For the next few minutes we talked about my driving record. I said at least some of it has to relate to the fact that I do not talk on the phone while driving and I do not text while driving, and I like soft music (actually, I don’t think I mentioned the music business.) Those, however, are not dots one is interested in connecting if one is 18 years old… or any age, probably, coming from a little-old-lady driver who just got off lucky.

My greatly beloved granddaughter said she often texts while driving. “Everybody does,” she said.

Jail time for texting drivers

The life you save may be your own… or possibly mine. Right now, to be honest about it, I am more interested in mine. And mine is regularly at risk from texting drivers.

Today’s front page story by Matt Richtel in the New York Times, with accompanying photo of large driver of large vehicle, small dog in his lap and intricate computer screen to the right of his steering wheel, raises more fear in me than local jihadidsts and prospective death panels. The latter are abstract &/or untrue, the former is real. And preventable. “We are supposed to pull over,” trucker Kurt Long says blithely, “but nobody does.” Richtel also quotes American Trucking Association spokesman Clayton Boyce as saying that truckers “… are not reading the screen every second.” Why is this somehow not comforting?

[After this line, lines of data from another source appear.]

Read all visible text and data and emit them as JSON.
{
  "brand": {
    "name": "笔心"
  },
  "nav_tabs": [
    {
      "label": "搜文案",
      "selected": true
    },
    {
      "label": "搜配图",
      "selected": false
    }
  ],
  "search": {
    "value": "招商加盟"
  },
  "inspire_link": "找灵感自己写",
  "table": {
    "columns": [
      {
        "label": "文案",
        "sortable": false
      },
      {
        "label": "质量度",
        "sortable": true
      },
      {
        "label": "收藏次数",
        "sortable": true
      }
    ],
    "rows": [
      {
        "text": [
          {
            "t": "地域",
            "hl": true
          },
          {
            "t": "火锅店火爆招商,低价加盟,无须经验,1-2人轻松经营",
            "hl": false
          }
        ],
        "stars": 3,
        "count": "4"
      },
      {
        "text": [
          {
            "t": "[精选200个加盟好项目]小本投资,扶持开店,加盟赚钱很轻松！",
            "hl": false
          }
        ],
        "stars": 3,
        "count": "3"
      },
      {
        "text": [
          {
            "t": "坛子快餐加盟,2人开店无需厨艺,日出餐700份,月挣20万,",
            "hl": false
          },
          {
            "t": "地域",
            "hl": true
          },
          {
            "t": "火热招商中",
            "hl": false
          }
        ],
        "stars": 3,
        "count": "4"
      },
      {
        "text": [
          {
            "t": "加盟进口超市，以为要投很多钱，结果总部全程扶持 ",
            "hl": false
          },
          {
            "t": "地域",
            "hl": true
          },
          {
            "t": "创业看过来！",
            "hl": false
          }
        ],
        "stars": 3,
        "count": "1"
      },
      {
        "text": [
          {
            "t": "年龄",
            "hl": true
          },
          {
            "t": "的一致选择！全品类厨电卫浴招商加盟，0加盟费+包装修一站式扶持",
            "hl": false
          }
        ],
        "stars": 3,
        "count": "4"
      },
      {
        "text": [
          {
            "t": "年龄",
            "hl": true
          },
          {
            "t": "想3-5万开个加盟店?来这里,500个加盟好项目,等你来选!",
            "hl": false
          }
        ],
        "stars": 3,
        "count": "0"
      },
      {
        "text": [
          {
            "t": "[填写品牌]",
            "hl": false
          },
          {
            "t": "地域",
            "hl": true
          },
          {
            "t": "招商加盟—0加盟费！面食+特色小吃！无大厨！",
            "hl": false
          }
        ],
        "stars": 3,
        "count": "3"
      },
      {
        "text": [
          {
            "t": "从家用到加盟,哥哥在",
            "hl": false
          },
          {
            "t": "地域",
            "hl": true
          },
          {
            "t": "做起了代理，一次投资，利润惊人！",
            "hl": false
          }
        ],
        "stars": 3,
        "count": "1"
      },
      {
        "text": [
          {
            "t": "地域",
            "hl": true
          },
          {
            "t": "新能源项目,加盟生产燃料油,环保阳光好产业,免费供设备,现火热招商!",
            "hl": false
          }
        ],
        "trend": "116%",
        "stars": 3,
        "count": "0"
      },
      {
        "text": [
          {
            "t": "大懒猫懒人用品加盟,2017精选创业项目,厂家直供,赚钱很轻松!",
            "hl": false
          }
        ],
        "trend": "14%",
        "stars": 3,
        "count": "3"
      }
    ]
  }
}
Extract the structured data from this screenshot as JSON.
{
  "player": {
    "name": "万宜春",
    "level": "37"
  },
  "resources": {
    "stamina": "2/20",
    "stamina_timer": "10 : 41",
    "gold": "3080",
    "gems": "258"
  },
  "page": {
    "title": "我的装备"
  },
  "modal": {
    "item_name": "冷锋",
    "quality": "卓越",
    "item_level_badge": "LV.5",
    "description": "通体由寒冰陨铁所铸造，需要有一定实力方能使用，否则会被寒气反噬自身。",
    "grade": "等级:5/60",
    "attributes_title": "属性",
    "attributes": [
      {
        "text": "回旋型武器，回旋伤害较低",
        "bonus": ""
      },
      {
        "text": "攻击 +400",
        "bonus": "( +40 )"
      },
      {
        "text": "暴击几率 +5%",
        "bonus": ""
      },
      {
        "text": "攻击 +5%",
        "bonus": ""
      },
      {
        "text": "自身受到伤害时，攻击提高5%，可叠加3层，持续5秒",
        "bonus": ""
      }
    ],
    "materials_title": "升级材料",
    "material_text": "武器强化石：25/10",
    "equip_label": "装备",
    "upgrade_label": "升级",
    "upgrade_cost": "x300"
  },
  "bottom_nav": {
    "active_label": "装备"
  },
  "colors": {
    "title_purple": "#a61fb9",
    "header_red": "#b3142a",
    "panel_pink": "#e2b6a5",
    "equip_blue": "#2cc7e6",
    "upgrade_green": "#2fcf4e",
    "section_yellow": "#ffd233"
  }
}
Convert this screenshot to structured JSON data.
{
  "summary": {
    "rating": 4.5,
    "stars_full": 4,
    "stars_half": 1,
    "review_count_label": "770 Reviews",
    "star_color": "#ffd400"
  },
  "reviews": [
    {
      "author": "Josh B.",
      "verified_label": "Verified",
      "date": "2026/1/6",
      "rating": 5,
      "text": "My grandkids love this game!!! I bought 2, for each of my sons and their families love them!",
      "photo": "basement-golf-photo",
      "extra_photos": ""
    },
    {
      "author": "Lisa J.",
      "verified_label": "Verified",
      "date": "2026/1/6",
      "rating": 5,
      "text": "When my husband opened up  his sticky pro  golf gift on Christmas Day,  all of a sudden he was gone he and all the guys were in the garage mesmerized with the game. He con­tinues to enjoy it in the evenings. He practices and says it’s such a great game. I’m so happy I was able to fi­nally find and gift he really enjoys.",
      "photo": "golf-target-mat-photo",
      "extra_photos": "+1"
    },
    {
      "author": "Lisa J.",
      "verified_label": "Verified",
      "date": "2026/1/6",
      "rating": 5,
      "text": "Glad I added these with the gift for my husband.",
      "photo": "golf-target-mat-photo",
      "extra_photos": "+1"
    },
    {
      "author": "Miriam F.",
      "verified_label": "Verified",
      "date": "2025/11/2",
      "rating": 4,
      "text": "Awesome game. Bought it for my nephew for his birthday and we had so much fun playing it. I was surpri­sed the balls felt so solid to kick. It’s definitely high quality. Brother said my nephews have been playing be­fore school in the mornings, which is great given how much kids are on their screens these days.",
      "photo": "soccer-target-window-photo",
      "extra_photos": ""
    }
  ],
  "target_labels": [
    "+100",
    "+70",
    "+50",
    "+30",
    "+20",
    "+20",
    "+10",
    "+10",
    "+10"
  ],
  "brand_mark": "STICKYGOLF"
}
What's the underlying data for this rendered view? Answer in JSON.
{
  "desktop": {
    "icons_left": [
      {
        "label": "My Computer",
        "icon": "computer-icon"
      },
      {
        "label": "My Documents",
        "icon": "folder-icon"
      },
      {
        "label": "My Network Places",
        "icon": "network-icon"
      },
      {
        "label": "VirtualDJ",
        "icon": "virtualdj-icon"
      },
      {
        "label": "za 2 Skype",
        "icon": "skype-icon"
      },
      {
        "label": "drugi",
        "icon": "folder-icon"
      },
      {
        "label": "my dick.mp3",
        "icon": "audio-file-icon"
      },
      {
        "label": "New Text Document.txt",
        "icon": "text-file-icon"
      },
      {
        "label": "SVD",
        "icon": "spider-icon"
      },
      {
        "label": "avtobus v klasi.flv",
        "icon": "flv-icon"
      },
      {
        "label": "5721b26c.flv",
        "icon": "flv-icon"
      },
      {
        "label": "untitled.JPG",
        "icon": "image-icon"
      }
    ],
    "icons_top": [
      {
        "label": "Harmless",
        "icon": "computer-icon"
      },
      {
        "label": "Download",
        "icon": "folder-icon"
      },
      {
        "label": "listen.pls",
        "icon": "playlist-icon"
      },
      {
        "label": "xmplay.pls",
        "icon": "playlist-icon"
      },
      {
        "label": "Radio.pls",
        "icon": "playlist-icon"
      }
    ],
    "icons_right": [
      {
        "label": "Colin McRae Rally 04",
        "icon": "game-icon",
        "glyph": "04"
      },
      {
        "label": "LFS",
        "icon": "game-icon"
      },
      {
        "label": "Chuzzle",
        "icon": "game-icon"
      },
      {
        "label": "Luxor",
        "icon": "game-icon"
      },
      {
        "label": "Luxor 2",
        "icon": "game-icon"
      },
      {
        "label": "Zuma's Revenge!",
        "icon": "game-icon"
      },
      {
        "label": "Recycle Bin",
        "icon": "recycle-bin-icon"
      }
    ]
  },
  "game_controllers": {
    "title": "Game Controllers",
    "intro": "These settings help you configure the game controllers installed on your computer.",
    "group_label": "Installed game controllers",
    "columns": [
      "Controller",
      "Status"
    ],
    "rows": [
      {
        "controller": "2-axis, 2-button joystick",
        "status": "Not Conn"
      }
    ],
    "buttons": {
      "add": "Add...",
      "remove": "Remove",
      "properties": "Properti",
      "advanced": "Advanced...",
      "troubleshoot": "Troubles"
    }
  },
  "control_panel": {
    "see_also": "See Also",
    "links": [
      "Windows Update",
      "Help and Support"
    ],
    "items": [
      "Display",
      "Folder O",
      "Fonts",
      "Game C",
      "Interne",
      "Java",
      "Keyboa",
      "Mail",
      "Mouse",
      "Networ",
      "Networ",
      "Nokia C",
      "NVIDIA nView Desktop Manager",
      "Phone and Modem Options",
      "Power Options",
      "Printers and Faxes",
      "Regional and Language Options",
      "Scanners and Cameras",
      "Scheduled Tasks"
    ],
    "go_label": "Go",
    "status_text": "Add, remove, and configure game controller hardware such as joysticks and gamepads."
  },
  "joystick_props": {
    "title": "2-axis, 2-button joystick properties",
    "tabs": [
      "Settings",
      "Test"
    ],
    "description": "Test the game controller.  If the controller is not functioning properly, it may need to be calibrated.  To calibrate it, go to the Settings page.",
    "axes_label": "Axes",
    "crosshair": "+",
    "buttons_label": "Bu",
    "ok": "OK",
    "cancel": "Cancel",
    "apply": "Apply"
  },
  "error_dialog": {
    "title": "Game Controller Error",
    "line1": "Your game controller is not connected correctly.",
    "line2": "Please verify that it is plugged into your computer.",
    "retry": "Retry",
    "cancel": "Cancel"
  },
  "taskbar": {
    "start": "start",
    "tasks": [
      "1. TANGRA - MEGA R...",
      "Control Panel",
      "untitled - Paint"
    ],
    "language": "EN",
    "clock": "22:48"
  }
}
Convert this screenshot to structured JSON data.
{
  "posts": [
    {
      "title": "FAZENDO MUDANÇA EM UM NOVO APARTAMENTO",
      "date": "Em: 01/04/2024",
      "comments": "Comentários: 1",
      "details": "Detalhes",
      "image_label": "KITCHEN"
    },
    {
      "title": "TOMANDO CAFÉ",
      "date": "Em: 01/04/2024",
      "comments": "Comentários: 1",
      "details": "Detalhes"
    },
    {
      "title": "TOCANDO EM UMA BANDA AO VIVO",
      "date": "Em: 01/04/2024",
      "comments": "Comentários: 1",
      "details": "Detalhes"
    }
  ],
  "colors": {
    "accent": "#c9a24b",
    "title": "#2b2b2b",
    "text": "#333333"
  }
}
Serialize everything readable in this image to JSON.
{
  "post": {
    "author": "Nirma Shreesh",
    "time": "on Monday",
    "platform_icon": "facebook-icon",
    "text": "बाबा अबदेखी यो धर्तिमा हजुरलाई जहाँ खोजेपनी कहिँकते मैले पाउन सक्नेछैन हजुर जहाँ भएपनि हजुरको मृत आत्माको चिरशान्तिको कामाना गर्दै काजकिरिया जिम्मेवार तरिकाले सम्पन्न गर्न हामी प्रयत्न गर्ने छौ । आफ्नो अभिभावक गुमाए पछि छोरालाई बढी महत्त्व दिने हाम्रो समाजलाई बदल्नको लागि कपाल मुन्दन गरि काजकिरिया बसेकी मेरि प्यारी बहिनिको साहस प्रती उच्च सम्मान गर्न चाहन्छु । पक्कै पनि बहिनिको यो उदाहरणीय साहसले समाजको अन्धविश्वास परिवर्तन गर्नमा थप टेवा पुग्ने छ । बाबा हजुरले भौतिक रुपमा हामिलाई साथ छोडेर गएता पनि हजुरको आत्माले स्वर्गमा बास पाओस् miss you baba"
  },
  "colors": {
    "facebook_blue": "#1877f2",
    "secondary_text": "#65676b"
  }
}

I concede that time is critical to drivers of large vehicles. But at some point the public good ought to prevail. Those of us over 60 are admittedly better able to remember when it was possible to live without texting (or even cell-phoning) while driving and thus better able to think it could be possible again, at least on a limited basis. We are also able to remember when it was convenient for some people to drive around very drunk and occasionally kill people, before laws were passed to limit that activity. Driving a big rig while texting may seem more important than driving blotto after a party, but the dead are just as dead. Somebody has got to get the attention of our legislators — somebody not indebted to the very powerful trucking industry lobby — so that new laws are enacted.

Walking, whenever time and public transportation permit, is my mobility of choice. On foot, I regularly notice the drivers who don’t notice me because they are too busy texting or talking on cell phones. Pedestrians learn to do this. But if you’re driving down the highway and a large vehicle is barreling toward you or near you, propelled by a minimally-attentive driver, you don’t stand a chance. And I say, send them to jail.

Beloved members of my immediate circle of family and friends have been known to text while driving. I still say, send them to jail. I’ll come visit.